- **EXERCISE PROMPT**
How many of the lines below contain the word "Notify"? Only the number is wanted.

- **MATERIALS PROVIDED**
%%
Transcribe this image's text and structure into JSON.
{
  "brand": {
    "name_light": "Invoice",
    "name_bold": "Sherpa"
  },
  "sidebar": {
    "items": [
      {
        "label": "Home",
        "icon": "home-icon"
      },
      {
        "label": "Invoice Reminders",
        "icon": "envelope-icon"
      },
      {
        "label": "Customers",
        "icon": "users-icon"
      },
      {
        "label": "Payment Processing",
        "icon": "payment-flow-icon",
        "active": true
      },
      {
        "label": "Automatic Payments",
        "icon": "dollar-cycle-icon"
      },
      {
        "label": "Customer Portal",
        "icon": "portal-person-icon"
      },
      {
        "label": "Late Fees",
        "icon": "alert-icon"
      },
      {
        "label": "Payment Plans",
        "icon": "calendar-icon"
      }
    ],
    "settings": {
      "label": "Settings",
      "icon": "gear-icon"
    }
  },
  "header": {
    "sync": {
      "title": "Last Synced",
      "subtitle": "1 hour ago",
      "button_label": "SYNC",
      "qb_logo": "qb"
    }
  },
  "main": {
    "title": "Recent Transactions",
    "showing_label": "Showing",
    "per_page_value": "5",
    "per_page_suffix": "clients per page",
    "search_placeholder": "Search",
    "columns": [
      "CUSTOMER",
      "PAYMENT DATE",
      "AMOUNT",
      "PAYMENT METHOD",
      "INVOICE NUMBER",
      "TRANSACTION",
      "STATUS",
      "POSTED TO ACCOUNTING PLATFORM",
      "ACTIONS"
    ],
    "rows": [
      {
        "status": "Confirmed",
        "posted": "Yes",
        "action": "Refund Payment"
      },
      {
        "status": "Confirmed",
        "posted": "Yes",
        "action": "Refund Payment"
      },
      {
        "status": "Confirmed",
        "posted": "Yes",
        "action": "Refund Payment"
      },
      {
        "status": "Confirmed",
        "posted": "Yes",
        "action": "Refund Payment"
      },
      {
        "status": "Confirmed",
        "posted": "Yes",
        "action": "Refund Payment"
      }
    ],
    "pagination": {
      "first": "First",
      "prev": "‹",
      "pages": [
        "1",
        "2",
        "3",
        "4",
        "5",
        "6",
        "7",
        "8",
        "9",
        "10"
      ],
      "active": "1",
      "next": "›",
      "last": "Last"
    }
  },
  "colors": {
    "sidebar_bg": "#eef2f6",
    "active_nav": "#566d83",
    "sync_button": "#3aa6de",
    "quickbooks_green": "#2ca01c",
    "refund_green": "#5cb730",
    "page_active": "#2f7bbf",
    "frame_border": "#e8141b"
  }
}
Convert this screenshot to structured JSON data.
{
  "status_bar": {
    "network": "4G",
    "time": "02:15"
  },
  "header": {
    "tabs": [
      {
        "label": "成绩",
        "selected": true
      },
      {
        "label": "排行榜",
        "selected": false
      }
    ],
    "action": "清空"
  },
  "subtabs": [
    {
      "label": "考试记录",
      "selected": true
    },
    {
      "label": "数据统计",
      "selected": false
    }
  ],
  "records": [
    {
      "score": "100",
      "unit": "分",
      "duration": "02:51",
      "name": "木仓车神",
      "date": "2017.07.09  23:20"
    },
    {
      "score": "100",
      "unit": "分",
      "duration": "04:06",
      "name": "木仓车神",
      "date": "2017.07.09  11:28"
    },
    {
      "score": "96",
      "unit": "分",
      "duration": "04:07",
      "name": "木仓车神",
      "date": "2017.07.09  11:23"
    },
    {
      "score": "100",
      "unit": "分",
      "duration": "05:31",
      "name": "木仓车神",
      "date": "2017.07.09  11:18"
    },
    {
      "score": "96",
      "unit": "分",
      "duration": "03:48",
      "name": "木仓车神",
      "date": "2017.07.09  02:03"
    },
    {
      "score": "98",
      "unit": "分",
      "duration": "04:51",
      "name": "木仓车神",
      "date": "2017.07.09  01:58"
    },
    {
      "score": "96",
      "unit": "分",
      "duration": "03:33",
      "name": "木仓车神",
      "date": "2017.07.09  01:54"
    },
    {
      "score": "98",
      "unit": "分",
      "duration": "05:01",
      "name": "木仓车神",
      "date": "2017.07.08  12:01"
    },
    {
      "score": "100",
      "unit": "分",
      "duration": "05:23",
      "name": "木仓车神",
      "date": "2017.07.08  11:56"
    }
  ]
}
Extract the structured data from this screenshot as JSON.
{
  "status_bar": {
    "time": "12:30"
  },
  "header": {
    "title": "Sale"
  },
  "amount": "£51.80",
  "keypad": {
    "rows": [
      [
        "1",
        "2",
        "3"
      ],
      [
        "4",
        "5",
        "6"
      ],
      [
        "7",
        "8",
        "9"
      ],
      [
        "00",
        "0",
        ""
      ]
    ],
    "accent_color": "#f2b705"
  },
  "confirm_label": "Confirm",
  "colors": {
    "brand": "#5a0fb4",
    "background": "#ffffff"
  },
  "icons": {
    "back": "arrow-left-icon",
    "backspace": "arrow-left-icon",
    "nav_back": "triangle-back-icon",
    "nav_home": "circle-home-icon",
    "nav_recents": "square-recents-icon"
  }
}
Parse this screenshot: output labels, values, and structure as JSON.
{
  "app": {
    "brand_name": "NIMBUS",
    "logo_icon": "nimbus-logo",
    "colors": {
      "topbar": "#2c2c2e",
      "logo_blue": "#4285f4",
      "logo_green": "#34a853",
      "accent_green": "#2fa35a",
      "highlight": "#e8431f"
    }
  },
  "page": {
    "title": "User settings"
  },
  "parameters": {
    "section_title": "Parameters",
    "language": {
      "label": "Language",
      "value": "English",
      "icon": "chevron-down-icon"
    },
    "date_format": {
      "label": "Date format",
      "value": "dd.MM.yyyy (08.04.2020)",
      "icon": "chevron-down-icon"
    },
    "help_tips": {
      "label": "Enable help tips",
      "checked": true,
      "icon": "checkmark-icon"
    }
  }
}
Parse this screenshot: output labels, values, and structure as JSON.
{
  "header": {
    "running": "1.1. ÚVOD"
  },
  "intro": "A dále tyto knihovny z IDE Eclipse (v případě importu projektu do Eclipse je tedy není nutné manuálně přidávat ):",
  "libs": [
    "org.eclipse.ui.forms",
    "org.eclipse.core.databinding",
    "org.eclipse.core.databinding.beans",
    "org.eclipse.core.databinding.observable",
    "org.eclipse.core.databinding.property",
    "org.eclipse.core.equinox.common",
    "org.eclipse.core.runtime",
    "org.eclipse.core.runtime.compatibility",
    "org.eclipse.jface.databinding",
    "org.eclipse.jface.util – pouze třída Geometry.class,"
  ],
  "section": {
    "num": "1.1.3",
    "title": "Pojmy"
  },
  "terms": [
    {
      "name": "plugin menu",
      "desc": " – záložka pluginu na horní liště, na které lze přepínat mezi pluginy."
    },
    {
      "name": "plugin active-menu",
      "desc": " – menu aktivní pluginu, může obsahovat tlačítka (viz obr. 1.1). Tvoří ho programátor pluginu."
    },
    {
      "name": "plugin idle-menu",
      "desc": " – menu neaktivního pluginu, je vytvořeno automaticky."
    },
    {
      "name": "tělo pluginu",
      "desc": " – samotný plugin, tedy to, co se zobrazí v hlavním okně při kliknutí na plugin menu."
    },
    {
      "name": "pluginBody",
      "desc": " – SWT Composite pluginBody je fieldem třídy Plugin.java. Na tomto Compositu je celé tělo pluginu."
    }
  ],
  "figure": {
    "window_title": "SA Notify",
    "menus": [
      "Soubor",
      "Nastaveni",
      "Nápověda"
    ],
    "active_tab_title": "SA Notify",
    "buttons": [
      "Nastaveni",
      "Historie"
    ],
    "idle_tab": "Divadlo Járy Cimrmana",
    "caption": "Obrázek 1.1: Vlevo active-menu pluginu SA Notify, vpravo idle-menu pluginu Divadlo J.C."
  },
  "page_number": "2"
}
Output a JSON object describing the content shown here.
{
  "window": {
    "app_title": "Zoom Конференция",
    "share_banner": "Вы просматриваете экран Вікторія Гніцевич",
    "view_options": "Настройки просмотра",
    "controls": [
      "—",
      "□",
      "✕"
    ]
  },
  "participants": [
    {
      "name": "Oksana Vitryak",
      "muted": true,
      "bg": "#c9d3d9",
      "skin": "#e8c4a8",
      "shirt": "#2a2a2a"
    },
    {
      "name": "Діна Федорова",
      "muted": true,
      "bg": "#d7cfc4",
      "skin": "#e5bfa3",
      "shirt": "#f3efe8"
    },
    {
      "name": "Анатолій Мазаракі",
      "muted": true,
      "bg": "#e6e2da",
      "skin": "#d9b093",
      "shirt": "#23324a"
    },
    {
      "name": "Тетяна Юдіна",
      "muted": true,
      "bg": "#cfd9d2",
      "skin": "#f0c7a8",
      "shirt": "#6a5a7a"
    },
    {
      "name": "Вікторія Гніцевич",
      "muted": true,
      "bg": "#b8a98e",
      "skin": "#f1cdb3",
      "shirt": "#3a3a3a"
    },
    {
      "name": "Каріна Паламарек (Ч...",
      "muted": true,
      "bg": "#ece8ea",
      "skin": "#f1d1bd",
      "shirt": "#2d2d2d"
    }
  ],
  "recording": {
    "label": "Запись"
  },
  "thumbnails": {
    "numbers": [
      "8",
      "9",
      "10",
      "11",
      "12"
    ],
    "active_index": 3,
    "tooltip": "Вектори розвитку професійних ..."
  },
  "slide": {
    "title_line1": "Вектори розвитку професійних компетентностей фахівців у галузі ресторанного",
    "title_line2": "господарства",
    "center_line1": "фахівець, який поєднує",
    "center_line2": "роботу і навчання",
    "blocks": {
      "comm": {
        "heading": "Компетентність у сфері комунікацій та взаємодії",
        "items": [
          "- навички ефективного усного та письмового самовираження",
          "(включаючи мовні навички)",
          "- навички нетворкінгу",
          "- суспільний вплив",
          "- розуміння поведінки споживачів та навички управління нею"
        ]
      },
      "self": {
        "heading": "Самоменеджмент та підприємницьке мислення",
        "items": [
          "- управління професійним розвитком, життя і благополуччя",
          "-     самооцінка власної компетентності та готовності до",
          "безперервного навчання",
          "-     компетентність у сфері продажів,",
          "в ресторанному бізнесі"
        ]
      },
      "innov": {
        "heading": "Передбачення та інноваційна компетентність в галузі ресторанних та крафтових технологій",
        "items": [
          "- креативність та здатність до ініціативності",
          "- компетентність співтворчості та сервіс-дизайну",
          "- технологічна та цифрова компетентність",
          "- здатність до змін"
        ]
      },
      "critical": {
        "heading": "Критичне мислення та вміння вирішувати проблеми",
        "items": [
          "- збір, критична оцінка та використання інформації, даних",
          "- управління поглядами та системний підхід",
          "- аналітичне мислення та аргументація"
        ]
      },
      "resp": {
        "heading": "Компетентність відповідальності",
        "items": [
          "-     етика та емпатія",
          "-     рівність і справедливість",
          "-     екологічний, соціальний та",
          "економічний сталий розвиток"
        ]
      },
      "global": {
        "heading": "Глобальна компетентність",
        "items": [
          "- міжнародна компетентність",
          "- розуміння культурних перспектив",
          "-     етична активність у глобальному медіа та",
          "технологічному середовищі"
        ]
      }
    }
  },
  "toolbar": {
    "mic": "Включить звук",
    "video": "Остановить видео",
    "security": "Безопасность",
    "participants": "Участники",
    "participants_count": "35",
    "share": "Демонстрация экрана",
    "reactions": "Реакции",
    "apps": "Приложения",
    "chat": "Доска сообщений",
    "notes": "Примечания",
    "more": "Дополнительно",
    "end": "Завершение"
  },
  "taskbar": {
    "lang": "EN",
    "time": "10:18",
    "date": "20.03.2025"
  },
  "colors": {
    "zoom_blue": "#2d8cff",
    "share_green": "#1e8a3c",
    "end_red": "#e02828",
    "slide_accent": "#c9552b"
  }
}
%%
- **SOLUTION TO THE EXERCISE**
3